■ Problem description ■
Find every line in the records below that holds the word "value" and copy it.

Component data from apps and pages
--

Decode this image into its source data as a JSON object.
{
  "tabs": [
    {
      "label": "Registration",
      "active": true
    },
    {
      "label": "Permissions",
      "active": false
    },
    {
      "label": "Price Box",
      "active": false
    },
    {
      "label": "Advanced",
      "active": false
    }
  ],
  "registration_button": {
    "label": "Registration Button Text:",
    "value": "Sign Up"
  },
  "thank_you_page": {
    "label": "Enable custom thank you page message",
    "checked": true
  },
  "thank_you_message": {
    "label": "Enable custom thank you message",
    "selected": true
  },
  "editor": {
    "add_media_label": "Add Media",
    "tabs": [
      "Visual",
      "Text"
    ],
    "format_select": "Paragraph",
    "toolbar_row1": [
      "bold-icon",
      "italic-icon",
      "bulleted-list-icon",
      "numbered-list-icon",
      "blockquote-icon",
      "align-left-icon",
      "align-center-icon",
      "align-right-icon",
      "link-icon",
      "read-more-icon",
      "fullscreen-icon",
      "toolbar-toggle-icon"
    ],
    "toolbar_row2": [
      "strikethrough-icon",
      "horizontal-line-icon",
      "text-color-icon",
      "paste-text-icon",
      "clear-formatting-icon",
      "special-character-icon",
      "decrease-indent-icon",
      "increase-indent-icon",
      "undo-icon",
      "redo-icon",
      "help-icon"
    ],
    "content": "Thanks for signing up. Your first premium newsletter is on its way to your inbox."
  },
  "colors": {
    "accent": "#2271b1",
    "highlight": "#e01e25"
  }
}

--

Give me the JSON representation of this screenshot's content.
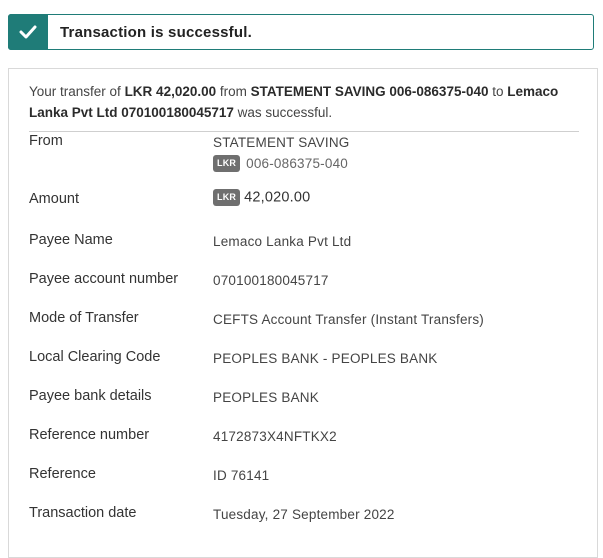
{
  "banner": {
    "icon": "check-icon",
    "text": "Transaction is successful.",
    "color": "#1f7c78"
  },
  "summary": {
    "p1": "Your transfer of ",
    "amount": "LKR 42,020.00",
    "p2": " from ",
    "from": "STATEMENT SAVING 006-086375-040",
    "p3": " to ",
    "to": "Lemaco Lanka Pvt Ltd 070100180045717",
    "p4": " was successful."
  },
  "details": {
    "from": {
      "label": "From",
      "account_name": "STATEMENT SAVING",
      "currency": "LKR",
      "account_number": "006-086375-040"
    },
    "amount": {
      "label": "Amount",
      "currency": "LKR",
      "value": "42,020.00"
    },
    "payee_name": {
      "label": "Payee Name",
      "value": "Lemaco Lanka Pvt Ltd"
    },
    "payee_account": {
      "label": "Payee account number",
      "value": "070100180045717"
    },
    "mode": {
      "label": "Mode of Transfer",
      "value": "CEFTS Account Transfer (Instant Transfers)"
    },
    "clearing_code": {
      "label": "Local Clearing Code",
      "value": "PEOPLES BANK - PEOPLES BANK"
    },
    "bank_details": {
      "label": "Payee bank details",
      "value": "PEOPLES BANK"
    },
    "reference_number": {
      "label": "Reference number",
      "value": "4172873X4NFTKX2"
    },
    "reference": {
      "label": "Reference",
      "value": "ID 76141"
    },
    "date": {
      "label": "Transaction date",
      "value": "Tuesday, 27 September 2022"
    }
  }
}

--

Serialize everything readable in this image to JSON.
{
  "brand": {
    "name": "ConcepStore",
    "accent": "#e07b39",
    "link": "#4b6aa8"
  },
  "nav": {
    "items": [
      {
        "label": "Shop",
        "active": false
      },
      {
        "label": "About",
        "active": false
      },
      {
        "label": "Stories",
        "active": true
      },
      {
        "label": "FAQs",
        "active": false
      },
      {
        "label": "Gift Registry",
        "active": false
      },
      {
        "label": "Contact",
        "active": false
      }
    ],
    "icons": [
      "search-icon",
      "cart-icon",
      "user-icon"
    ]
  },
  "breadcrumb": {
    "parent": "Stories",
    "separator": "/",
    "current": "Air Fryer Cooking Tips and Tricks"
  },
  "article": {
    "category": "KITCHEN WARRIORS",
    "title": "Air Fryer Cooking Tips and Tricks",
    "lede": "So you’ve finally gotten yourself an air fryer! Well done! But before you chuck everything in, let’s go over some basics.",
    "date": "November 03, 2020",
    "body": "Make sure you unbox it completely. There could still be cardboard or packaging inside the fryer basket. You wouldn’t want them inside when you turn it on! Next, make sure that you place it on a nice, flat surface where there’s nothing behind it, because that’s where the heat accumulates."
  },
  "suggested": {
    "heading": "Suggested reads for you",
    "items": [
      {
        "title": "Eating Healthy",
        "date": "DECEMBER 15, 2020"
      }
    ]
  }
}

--

■ Written response ■
    "value": "Sign Up"
      "value": "42,020.00"
      "value": "Lemaco Lanka Pvt Ltd"
      "value": "070100180045717"
      "value": "CEFTS Account Transfer (Instant Transfers)"
      "value": "PEOPLES BANK - PEOPLES BANK"
      "value": "PEOPLES BANK"
      "value": "4172873X4NFTKX2"
      "value": "ID 76141"
      "value": "Tuesday, 27 September 2022"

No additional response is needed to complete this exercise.